When I tell people I have depression, they say “but you’re so bubbly and warm!” I explain that I don’t present myself to others when I’m depressed. I may go days without showering, as the pellets of water hurt my skin. My eyes may be swollen from crying and simply getting out of bed feels like drowning. You don’t see me sitting on the floor in my filthy room texting the suicide hotline. You definitely don’t see me going to the emergency room because of suicidal ideation.
When I tell people about the degrees I’ve earned and the jobs I’ve held, they say “you are so successful.” While I have experienced some success, I want you to know that my success isn’t as polished as you believe it to be. You don’t know that I dropped out of high school and earned my GED because I was too mentally ill to go to school. You don’t know that one time I helped organize a suicide prevention walk in the community, but was unable to attend the actual event because I couldn’t fathom being around others. You don’t see that I miss about 50 percent of my classes and miss at least one day of work per week due to mental illness. You don’t know that I fear I’ll one day be homeless because surviving in a capitalist society is nearly impossible when you’re mentally ill.

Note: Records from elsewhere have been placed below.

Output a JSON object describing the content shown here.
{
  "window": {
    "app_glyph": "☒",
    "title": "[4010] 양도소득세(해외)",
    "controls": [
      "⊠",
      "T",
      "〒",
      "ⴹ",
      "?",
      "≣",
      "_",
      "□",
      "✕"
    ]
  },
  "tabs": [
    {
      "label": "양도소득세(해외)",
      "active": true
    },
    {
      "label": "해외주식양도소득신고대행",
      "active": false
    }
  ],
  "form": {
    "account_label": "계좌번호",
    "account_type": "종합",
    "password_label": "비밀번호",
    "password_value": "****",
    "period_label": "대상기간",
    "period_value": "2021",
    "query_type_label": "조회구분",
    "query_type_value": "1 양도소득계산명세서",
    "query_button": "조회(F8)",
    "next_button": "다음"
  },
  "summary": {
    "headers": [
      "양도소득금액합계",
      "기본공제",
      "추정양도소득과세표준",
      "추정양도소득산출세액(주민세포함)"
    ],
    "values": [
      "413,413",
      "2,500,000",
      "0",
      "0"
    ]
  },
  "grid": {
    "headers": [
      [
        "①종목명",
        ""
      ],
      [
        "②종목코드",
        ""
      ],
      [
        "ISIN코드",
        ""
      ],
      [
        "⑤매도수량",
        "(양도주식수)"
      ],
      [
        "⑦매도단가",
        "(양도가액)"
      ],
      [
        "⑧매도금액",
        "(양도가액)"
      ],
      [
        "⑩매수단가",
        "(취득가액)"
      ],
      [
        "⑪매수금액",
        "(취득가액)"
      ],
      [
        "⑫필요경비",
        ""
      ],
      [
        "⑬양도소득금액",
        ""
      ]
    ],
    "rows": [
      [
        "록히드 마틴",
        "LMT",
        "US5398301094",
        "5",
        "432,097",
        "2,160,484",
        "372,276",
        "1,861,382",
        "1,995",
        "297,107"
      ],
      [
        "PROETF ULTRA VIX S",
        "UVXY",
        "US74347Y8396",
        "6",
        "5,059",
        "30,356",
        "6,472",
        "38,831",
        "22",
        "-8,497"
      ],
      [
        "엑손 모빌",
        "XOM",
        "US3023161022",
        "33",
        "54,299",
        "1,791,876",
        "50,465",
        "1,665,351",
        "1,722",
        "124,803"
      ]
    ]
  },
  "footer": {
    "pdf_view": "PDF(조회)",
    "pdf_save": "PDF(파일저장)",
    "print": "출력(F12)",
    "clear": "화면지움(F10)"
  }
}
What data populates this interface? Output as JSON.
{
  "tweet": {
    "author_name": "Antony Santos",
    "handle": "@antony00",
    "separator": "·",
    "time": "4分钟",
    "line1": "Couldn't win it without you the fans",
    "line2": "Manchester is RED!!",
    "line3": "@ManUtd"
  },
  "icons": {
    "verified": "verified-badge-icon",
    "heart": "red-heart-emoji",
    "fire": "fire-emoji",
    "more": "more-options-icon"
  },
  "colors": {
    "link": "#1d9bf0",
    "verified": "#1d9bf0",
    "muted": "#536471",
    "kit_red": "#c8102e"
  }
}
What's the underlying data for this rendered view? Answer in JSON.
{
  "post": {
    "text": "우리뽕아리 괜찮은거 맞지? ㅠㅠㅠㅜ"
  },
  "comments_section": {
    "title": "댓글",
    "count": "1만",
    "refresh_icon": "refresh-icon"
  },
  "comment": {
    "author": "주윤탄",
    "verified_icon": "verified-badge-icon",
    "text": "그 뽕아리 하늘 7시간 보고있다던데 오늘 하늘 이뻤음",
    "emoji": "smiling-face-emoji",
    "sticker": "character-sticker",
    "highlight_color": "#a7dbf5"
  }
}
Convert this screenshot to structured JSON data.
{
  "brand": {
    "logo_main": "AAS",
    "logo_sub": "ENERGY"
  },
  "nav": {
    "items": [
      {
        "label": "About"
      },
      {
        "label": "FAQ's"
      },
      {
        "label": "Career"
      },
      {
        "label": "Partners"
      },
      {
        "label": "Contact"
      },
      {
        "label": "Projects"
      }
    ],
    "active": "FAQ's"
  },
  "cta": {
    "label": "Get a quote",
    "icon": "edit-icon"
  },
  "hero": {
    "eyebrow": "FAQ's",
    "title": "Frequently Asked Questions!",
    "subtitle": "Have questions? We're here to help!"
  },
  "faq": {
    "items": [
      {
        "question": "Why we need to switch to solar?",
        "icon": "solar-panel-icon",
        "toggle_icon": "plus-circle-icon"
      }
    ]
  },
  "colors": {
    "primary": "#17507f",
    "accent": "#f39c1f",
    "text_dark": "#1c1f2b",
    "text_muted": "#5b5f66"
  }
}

Living dual lives is exhausting, but I fear you will deem my mental health symptoms (i.e. quiet, paranoid, foggy mind, irritable, weepy, pessimistic) as characteristics of my personality. If that’s who you see me as, won’t I be unlovable?